Q: I'm thinking of purchasing a large powder-coated galvanized steel raised bed for planting milkweed in my yard. I'm wondering if the extreme cold temps during our winters will adversely affect perennials with the metal border.

A: Raised beds don’t shelter perennials from winter temps like the earth in a garden bed does. Steel will conduct the cold and also warm up in the winter, which can cause deadly thaw-freeze cycles during sunny days. If you have the option to insulate with bales of straw, bags of leaves, or lots of snow piled all around the bed, the milkweed might survive, but otherwise plants at the sides of the bed will likely die over the winter.
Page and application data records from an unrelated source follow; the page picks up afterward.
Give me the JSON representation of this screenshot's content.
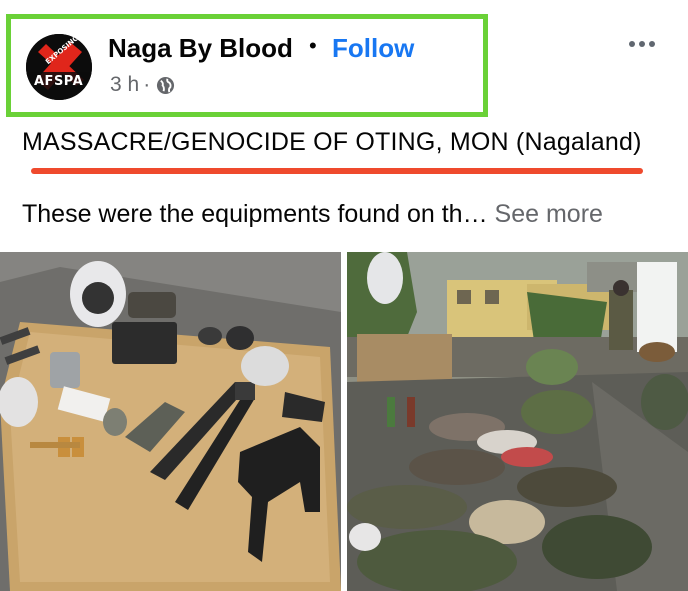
{
  "post": {
    "page_name": "Naga By Blood",
    "separator": "•",
    "follow_label": "Follow",
    "time": "3 h",
    "meta_dot": "·",
    "audience_icon": "globe-icon",
    "more_icon": "more-horizontal-icon",
    "title": "MASSACRE/GENOCIDE OF OTING, MON (Nagaland)",
    "body_text": "These were the equipments found on th…",
    "see_more_label": "See more"
  },
  "avatar": {
    "logo_top": "EXPOSING",
    "logo_main": "AFSPA"
  },
  "colors": {
    "highlight_box": "#6ad137",
    "underline": "#ef4a2d",
    "link": "#1877f2",
    "secondary_text": "#65676b"
  },
  "photos": [
    {
      "name": "photo-equipment-on-tarp"
    },
    {
      "name": "photo-clothing-on-ground"
    }
  ]
}
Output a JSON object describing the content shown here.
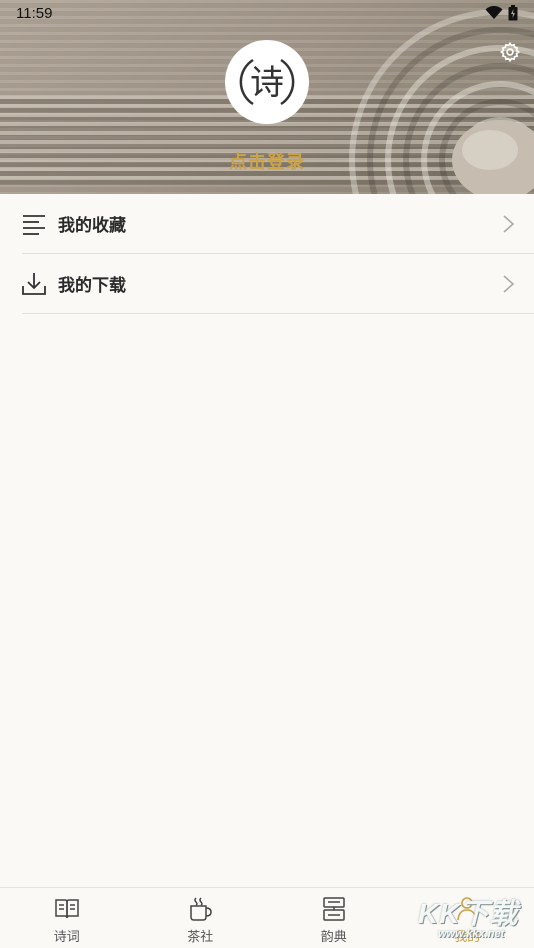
{
  "status_bar": {
    "time": "11:59"
  },
  "profile": {
    "login_label": "点击登录",
    "avatar_glyph": "诗"
  },
  "menu": [
    {
      "label": "我的收藏",
      "icon": "list-icon"
    },
    {
      "label": "我的下载",
      "icon": "download-icon"
    }
  ],
  "bottom_nav": [
    {
      "label": "诗词",
      "icon": "book-icon"
    },
    {
      "label": "茶社",
      "icon": "tea-cup-icon"
    },
    {
      "label": "韵典",
      "icon": "dictionary-icon"
    },
    {
      "label": "我的",
      "icon": "profile-icon",
      "active": true
    }
  ],
  "watermark": {
    "main": "KK下载",
    "sub": "www.kkx.net"
  },
  "colors": {
    "accent": "#c9a24a",
    "background": "#faf9f6"
  }
}
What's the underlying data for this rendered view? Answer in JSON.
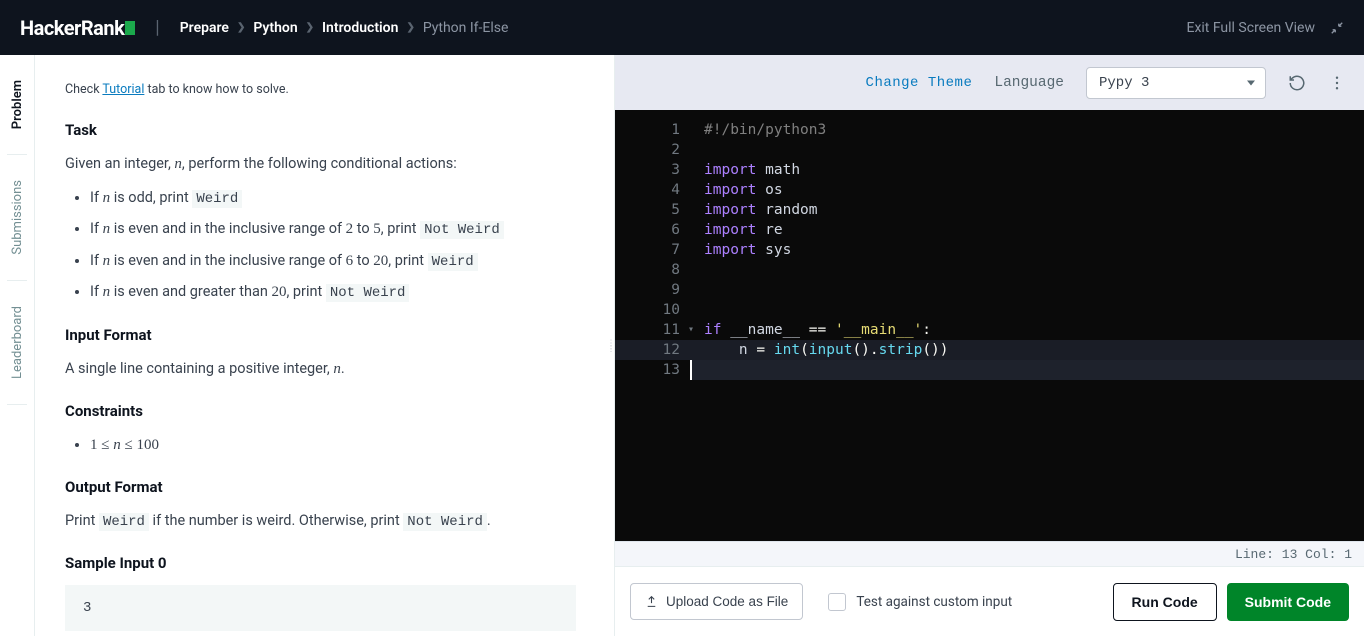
{
  "header": {
    "logo_text": "HackerRank",
    "breadcrumb": [
      "Prepare",
      "Python",
      "Introduction"
    ],
    "current_page": "Python If-Else",
    "exit_fs_label": "Exit Full Screen View"
  },
  "side_tabs": [
    {
      "label": "Problem",
      "active": true
    },
    {
      "label": "Submissions",
      "active": false
    },
    {
      "label": "Leaderboard",
      "active": false
    }
  ],
  "problem": {
    "hint_prefix": "Check ",
    "hint_link": "Tutorial",
    "hint_suffix": " tab to know how to solve.",
    "task_heading": "Task",
    "task_intro": "Given an integer, n, perform the following conditional actions:",
    "rules": [
      {
        "pre": "If ",
        "var": "n",
        "post": " is odd, print ",
        "code": "Weird"
      },
      {
        "pre": "If ",
        "var": "n",
        "post": " is even and in the inclusive range of 2 to 5, print ",
        "code": "Not Weird"
      },
      {
        "pre": "If ",
        "var": "n",
        "post": " is even and in the inclusive range of 6 to 20, print ",
        "code": "Weird"
      },
      {
        "pre": "If ",
        "var": "n",
        "post": " is even and greater than 20, print ",
        "code": "Not Weird"
      }
    ],
    "input_heading": "Input Format",
    "input_desc": "A single line containing a positive integer, n.",
    "constraints_heading": "Constraints",
    "constraint": "1 ≤ n ≤ 100",
    "output_heading": "Output Format",
    "output_desc_pre": "Print ",
    "output_code1": "Weird",
    "output_desc_mid": " if the number is weird. Otherwise, print ",
    "output_code2": "Not Weird",
    "output_desc_post": ".",
    "sample_input_heading": "Sample Input 0",
    "sample_input": "3"
  },
  "toolbar": {
    "change_theme": "Change Theme",
    "language_label": "Language",
    "language_selected": "Pypy 3"
  },
  "code": {
    "lines": [
      {
        "n": 1,
        "tokens": [
          [
            "comment",
            "#!/bin/python3"
          ]
        ]
      },
      {
        "n": 2,
        "tokens": []
      },
      {
        "n": 3,
        "tokens": [
          [
            "kw",
            "import"
          ],
          [
            "sp",
            " "
          ],
          [
            "mod",
            "math"
          ]
        ]
      },
      {
        "n": 4,
        "tokens": [
          [
            "kw",
            "import"
          ],
          [
            "sp",
            " "
          ],
          [
            "mod",
            "os"
          ]
        ]
      },
      {
        "n": 5,
        "tokens": [
          [
            "kw",
            "import"
          ],
          [
            "sp",
            " "
          ],
          [
            "mod",
            "random"
          ]
        ]
      },
      {
        "n": 6,
        "tokens": [
          [
            "kw",
            "import"
          ],
          [
            "sp",
            " "
          ],
          [
            "mod",
            "re"
          ]
        ]
      },
      {
        "n": 7,
        "tokens": [
          [
            "kw",
            "import"
          ],
          [
            "sp",
            " "
          ],
          [
            "mod",
            "sys"
          ]
        ]
      },
      {
        "n": 8,
        "tokens": []
      },
      {
        "n": 9,
        "tokens": []
      },
      {
        "n": 10,
        "tokens": []
      },
      {
        "n": 11,
        "fold": true,
        "tokens": [
          [
            "kw",
            "if"
          ],
          [
            "sp",
            " "
          ],
          [
            "mod",
            "__name__"
          ],
          [
            "sp",
            " "
          ],
          [
            "punc",
            "=="
          ],
          [
            "sp",
            " "
          ],
          [
            "str",
            "'__main__'"
          ],
          [
            "punc",
            ":"
          ]
        ]
      },
      {
        "n": 12,
        "hl": true,
        "tokens": [
          [
            "sp",
            "    "
          ],
          [
            "mod",
            "n "
          ],
          [
            "punc",
            "="
          ],
          [
            "sp",
            " "
          ],
          [
            "fn",
            "int"
          ],
          [
            "punc",
            "("
          ],
          [
            "fn",
            "input"
          ],
          [
            "punc",
            "()."
          ],
          [
            "fn",
            "strip"
          ],
          [
            "punc",
            "())"
          ]
        ]
      },
      {
        "n": 13,
        "current": true,
        "tokens": []
      }
    ]
  },
  "status": {
    "line": 13,
    "col": 1,
    "prefix": "Line: ",
    "col_prefix": " Col: "
  },
  "actions": {
    "upload_label": "Upload Code as File",
    "test_custom_label": "Test against custom input",
    "run_label": "Run Code",
    "submit_label": "Submit Code"
  }
}
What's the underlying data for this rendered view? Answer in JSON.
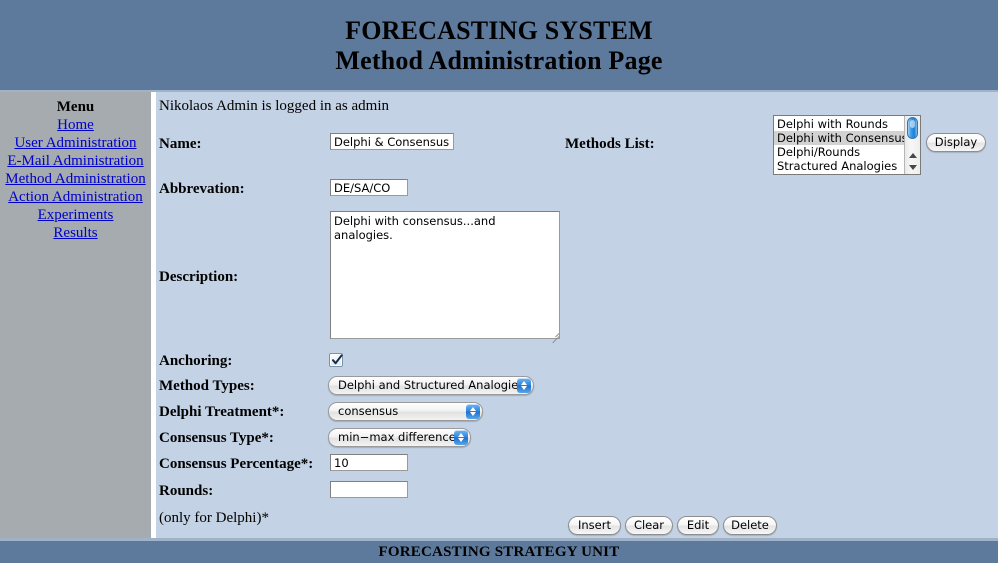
{
  "header": {
    "title_line1": "FORECASTING SYSTEM",
    "title_line2": "Method Administration Page",
    "bg_color": "#5d7a9c"
  },
  "sidebar": {
    "title": "Menu",
    "bg_color": "#a5abae",
    "link_color": "#0000cc",
    "items": [
      {
        "label": "Home"
      },
      {
        "label": "User Administration "
      },
      {
        "label": "E-Mail Administration "
      },
      {
        "label": "Method Administration "
      },
      {
        "label": "Action Administration "
      },
      {
        "label": "Experiments "
      },
      {
        "label": "Results "
      }
    ]
  },
  "main": {
    "bg_color": "#c3d2e4",
    "status_text": "Nikolaos Admin is logged in as admin",
    "labels": {
      "name": "Name:",
      "abbrevation": "Abbrevation:",
      "description": "Description:",
      "anchoring": "Anchoring:",
      "method_types": "Method Types:",
      "delphi_treatment": "Delphi Treatment*:",
      "consensus_type": "Consensus Type*:",
      "consensus_percentage": "Consensus Percentage*:",
      "rounds": "Rounds:",
      "only_for_delphi": "(only for Delphi)*",
      "methods_list": "Methods List:"
    },
    "fields": {
      "name_value": "Delphi & Consensus",
      "abbrevation_value": "DE/SA/CO",
      "description_value": "Delphi with consensus...and analogies.",
      "anchoring_checked": true,
      "method_types_value": "Delphi and Structured Analogies",
      "delphi_treatment_value": "consensus",
      "consensus_type_value": "min−max difference",
      "consensus_percentage_value": "10",
      "rounds_value": ""
    },
    "methods_list": {
      "options": [
        "Delphi with Rounds",
        "Delphi with Consensus",
        "Delphi/Rounds",
        "Stractured Analogies"
      ],
      "selected": "Delphi with Consensus",
      "selected_index": 1
    },
    "buttons": {
      "display": "Display",
      "insert": "Insert",
      "clear": "Clear",
      "edit": "Edit",
      "delete": "Delete"
    }
  },
  "footer": {
    "text": "FORECASTING STRATEGY UNIT",
    "bg_color": "#5d7a9c"
  }
}
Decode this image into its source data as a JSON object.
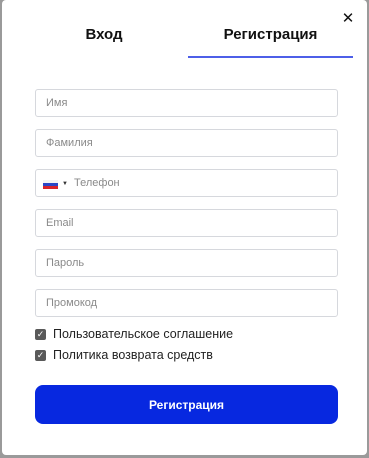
{
  "modal": {
    "close_icon": "close-icon",
    "tabs": [
      {
        "label": "Вход",
        "active": false
      },
      {
        "label": "Регистрация",
        "active": true
      }
    ],
    "accent_color": "#4d5fe8"
  },
  "form": {
    "first_name": {
      "placeholder": "Имя",
      "value": ""
    },
    "last_name": {
      "placeholder": "Фамилия",
      "value": ""
    },
    "phone": {
      "placeholder": "Телефон",
      "value": "",
      "country_flag": "russia-flag-icon"
    },
    "email": {
      "placeholder": "Email",
      "value": ""
    },
    "password": {
      "placeholder": "Пароль",
      "value": ""
    },
    "promo": {
      "placeholder": "Промокод",
      "value": ""
    },
    "agreements": [
      {
        "label": "Пользовательское соглашение",
        "checked": true
      },
      {
        "label": "Политика возврата средств",
        "checked": true
      }
    ],
    "submit_label": "Регистрация",
    "submit_color": "#0728e0"
  }
}
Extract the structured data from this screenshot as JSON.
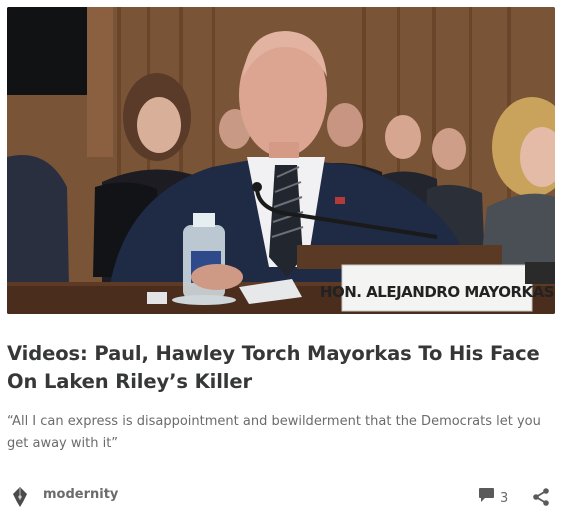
{
  "post": {
    "title": "Videos: Paul, Hawley Torch Mayorkas To His Face On Laken Riley’s Killer",
    "subtitle": "“All I can express is disappointment and bewilderment that the Democrats let you get away with it”",
    "image": {
      "nameplate_text": "HON. ALEJANDRO MAYORKAS"
    },
    "author": {
      "name": "modernity",
      "avatar_icon": "pen-nib-icon"
    },
    "comments": {
      "icon": "comment-bubble-icon",
      "count": "3"
    },
    "share_icon": "share-icon"
  },
  "colors": {
    "text": "#363737",
    "muted": "#6b6b6b",
    "background": "#ffffff"
  }
}
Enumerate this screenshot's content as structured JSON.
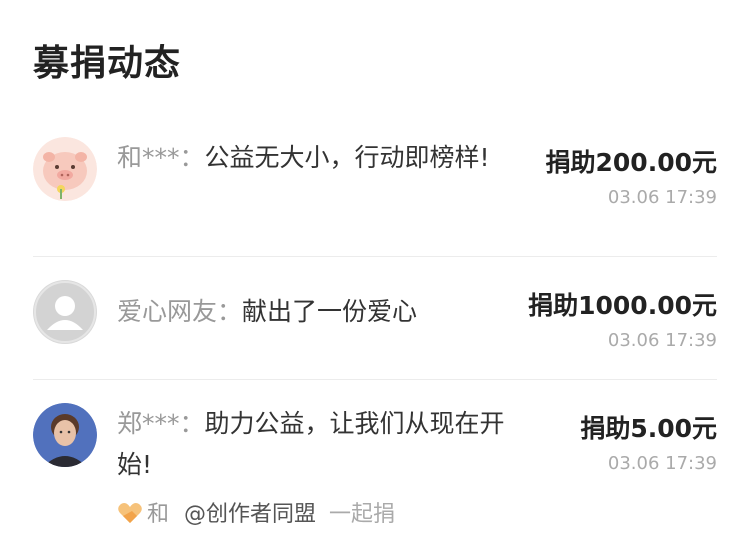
{
  "header": {
    "title": "募捐动态"
  },
  "donations": [
    {
      "name": "和***：",
      "message": "公益无大小，行动即榜样!",
      "amount": "捐助200.00元",
      "time": "03.06 17:39",
      "avatar_icon": "pig-avatar-icon"
    },
    {
      "name": "爱心网友：",
      "message": "献出了一份爱心",
      "amount": "捐助1000.00元",
      "time": "03.06 17:39",
      "avatar_icon": "default-user-avatar-icon"
    },
    {
      "name": "郑***：",
      "message": "助力公益，让我们从现在开始!",
      "amount": "捐助5.00元",
      "time": "03.06 17:39",
      "avatar_icon": "user-photo-avatar-icon",
      "cojoin": {
        "prefix": "和",
        "user": "@创作者同盟",
        "suffix": "一起捐",
        "icon": "heart-hands-icon"
      }
    }
  ],
  "colors": {
    "text_primary": "#222222",
    "text_name": "#999999",
    "text_time": "#aaaaaa",
    "divider": "#ececec",
    "heart_orange": "#f2a34a"
  }
}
But, you can grow them as annuals. Collect seeds to replant next spring.

If you keep the seed indoors over the winter, you’ll need to chill it for a few weeks in the refrigerator before you plant it. Common milkweed and swamp milkweed both require cold to trigger the seed to germinate. Seal the seed in a plastic bag with some damp paper towels and chill for at least three weeks before planting. See monarchlab.org/biology-and-research/monarch-rearing/finding-collecting-and-growing-milkweed.

Written by U of M Extension Master Gardeners in St. Louis County. Send your questions to features@duluthnews.com.